If you picked up Inner Sea Combat, you will LOVE this archetype. First, the ranger worships a deity and has alignment restrictions as such. Second, the ranger gets free weapon proficiency with his deity’s favored weapon, or Improved Unarmed Strike at the cost of wild empathy. Finally, the ranger trades hunter’s bond for blessings, like a warpriest but on a bit of a delay. This archetype meshes so perfectly with the deific weapon styles from Inner Sea Combat that it isn’t funny. If you run a home campaign setting, you need to start thinking about ranger combat styles for your deity, because its officially a thing now.
Hooded Champion (Ranger)
This ranger archetype trades favored enemy for panache, like a swashbuckler.
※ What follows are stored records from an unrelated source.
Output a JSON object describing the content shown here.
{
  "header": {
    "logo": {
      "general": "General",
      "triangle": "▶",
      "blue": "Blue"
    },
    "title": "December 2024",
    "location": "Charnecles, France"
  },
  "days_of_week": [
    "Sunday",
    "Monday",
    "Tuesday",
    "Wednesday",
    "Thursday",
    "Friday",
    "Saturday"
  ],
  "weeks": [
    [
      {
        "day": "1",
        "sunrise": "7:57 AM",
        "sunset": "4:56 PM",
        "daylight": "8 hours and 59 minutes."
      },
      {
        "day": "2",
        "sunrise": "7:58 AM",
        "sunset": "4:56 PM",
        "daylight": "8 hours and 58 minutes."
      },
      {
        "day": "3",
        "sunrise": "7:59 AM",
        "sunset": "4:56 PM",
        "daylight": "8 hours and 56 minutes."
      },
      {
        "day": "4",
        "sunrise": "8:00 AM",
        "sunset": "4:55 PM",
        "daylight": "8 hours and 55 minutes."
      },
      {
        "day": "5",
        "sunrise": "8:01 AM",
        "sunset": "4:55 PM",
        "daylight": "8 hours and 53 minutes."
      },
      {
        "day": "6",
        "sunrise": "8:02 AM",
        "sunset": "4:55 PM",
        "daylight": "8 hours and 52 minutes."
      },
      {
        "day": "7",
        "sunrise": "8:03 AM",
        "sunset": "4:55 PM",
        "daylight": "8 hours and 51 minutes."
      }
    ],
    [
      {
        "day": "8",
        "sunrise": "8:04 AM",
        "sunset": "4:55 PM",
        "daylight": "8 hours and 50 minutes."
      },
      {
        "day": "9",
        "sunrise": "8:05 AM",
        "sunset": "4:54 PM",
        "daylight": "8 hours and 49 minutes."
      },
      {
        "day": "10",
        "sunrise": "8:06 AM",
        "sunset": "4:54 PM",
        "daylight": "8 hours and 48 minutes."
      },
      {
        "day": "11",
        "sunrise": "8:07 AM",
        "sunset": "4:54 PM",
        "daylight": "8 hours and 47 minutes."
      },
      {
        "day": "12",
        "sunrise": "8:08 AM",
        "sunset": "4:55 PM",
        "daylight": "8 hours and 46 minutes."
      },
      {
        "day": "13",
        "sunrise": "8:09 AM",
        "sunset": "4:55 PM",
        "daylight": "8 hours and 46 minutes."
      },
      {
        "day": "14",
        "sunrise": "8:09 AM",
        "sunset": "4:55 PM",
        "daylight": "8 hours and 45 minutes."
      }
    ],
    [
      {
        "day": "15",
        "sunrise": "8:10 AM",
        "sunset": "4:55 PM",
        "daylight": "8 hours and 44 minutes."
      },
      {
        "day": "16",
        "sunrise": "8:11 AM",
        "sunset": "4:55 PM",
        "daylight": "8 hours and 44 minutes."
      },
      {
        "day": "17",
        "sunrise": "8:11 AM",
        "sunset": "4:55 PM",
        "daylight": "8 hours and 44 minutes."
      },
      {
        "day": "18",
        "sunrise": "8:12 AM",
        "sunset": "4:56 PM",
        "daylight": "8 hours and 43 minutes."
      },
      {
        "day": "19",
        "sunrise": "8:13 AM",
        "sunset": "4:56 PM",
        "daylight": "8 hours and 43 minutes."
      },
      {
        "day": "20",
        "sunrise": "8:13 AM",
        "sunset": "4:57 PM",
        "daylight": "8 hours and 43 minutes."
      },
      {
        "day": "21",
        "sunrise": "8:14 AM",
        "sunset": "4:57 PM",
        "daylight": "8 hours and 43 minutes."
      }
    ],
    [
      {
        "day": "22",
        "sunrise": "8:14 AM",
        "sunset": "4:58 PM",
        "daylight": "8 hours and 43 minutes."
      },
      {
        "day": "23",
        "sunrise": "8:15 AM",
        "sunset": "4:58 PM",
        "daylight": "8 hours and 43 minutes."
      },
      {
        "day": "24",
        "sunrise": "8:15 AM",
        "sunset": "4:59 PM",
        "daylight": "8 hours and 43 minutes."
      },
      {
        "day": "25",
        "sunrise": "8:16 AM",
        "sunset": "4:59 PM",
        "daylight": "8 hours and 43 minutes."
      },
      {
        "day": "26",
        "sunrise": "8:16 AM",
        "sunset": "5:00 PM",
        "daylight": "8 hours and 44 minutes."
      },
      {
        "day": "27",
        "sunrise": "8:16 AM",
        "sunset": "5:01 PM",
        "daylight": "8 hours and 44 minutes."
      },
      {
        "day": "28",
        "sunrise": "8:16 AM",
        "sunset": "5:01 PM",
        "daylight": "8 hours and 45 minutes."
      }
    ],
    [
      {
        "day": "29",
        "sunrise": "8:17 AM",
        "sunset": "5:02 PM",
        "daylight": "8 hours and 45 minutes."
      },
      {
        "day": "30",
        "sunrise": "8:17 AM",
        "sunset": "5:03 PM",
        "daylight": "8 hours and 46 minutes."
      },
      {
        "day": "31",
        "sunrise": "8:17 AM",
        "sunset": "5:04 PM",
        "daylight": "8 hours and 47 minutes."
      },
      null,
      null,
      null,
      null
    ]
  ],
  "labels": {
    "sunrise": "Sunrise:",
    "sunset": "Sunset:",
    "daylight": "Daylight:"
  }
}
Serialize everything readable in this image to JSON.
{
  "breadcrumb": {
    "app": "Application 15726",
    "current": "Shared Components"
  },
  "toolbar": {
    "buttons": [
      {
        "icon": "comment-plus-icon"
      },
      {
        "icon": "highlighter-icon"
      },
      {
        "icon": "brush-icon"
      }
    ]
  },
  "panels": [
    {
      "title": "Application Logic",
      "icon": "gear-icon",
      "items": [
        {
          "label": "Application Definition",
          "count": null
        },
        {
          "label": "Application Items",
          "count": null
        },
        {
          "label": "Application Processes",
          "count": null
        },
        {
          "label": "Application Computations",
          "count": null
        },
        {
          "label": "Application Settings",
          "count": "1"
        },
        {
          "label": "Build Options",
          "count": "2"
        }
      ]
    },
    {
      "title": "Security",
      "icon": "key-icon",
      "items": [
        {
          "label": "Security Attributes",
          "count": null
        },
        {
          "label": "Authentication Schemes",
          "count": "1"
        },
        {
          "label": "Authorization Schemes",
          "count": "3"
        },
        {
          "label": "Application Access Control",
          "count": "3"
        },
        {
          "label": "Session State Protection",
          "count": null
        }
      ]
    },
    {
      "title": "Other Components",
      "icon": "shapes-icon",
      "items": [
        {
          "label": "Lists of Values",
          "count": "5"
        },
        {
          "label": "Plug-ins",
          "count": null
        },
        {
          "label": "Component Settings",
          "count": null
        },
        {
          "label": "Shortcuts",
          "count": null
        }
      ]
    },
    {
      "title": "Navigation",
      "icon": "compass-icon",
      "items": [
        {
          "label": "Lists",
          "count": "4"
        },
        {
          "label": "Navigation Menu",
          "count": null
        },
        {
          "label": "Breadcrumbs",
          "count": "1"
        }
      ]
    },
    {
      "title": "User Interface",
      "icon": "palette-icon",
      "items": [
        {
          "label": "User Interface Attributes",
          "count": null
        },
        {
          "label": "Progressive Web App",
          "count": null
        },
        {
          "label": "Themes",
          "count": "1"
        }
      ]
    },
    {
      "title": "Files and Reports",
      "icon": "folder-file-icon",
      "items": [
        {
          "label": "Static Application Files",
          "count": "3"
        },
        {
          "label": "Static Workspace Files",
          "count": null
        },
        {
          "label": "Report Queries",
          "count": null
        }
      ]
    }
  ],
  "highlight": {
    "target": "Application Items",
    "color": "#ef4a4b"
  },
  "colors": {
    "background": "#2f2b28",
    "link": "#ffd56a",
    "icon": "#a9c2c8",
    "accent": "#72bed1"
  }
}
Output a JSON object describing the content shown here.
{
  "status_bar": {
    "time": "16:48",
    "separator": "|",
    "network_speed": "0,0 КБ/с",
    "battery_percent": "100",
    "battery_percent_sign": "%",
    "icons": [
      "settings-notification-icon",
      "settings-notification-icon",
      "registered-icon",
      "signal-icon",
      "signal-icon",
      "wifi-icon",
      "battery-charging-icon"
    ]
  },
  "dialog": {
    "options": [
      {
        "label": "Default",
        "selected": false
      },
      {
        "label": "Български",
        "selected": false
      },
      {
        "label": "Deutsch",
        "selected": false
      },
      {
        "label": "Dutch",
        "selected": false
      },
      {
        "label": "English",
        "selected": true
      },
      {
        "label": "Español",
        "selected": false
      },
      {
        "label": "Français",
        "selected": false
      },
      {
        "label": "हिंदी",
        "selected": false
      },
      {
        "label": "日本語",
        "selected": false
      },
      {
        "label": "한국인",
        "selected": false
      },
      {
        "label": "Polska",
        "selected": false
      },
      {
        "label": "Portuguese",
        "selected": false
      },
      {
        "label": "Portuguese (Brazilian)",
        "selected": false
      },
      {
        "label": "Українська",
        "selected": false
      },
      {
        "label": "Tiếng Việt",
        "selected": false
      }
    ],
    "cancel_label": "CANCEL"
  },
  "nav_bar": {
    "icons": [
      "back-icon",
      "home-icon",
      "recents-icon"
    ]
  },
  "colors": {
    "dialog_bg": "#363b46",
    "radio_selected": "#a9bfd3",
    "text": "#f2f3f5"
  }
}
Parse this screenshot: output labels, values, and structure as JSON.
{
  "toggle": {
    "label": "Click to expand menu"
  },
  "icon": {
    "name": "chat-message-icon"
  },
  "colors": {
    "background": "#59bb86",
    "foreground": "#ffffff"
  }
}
You gain panache only while using a bow, however. This archetype boils down to being Robin Hood. The hooded champion gains fewer deeds than the swashbuckler and the class doesn’t get anything to replace the higher tiers of Favored Enemy, but the flavor, man. The flavor is in this class. I absolutely adore the Hooded Champion and you can bet that I will do a full Robin Hood breakdown sometime in the future with this archetype.
And those are 10 of my favorite archetypes from the Advanced Class Guide! What did you think? Are there any Base or Core class archetypes that you would have put on here that I didn’t? What classes / archetypes from the new book are you looking forward to playing? Leave your questions and responses below and I’ll see you next week!
Alexander “Alex” Augunas has been playing roleplaying games since 2007, which isn’t nearly as long as 90% of his colleagues. Alexander is an active freelancer for the Pathfinder Roleplaying Game and is best known as the author of the Pact Magic Unbound series by Radiance House. Alex is the owner of Everyman Gaming, LLC and is often stylized as the Everyman Gamer in honor of Guidance’s original home. Alex’s favorite color is blue, his favorite Pathfinder Race/Class combination is kitsune wind fang, and he dreams of smashing faces with shillelagh.